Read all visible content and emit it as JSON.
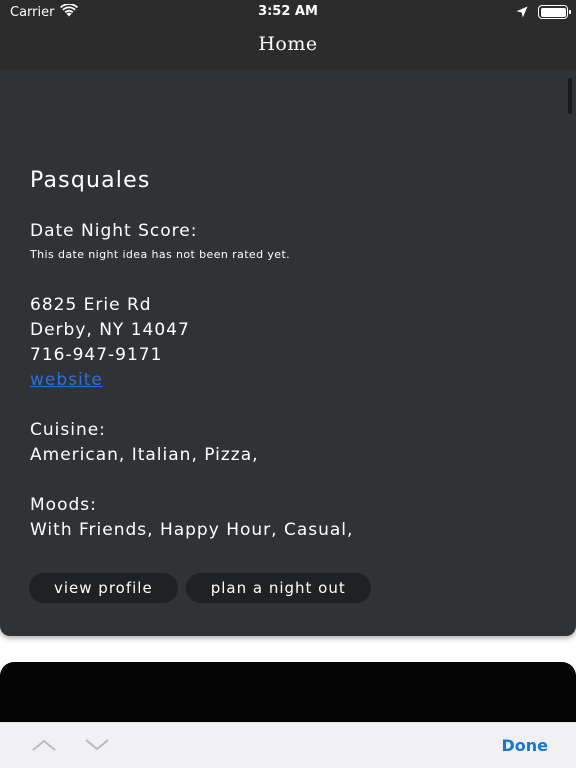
{
  "status_bar": {
    "carrier": "Carrier",
    "time": "3:52 AM",
    "icons": [
      "wifi-icon",
      "location-arrow-icon",
      "battery-icon"
    ],
    "battery_level": 1.0
  },
  "nav": {
    "title": "Home"
  },
  "place": {
    "name": "Pasquales",
    "score_heading": "Date Night Score:",
    "score_text": "This date night idea has not been rated yet.",
    "address_line1": "6825 Erie Rd",
    "address_line2": "Derby, NY 14047",
    "phone": "716-947-9171",
    "website_label": "website",
    "cuisine_label": "Cuisine:",
    "cuisine_value": "American, Italian, Pizza,",
    "moods_label": "Moods:",
    "moods_value": "With Friends, Happy Hour, Casual,"
  },
  "actions": {
    "view_profile": "view profile",
    "plan_night": "plan a night out"
  },
  "toolbar": {
    "done_label": "Done",
    "icons": [
      "chevron-up-icon",
      "chevron-down-icon"
    ]
  },
  "colors": {
    "header_bg": "#2c2c2c",
    "card_bg": "#2f3335",
    "link": "#2d6fe0",
    "done": "#1476d6",
    "toolbar_bg": "#f1f1f3"
  }
}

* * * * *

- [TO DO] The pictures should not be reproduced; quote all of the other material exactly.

- [SOLUTION]
Read all visible content and emit it as JSON.
{
  "status_bar": {
    "carrier": "Carrier",
    "time": "3:52 AM",
    "icons": [
      "wifi-icon",
      "location-arrow-icon",
      "battery-icon"
    ],
    "battery_level": 1.0
  },
  "nav": {
    "title": "Home"
  },
  "place": {
    "name": "Pasquales",
    "score_heading": "Date Night Score:",
    "score_text": "This date night idea has not been rated yet.",
    "address_line1": "6825 Erie Rd",
    "address_line2": "Derby, NY 14047",
    "phone": "716-947-9171",
    "website_label": "website",
    "cuisine_label": "Cuisine:",
    "cuisine_value": "American, Italian, Pizza,",
    "moods_label": "Moods:",
    "moods_value": "With Friends, Happy Hour, Casual,"
  },
  "actions": {
    "view_profile": "view profile",
    "plan_night": "plan a night out"
  },
  "toolbar": {
    "done_label": "Done",
    "icons": [
      "chevron-up-icon",
      "chevron-down-icon"
    ]
  },
  "colors": {
    "header_bg": "#2c2c2c",
    "card_bg": "#2f3335",
    "link": "#2d6fe0",
    "done": "#1476d6",
    "toolbar_bg": "#f1f1f3"
  }
}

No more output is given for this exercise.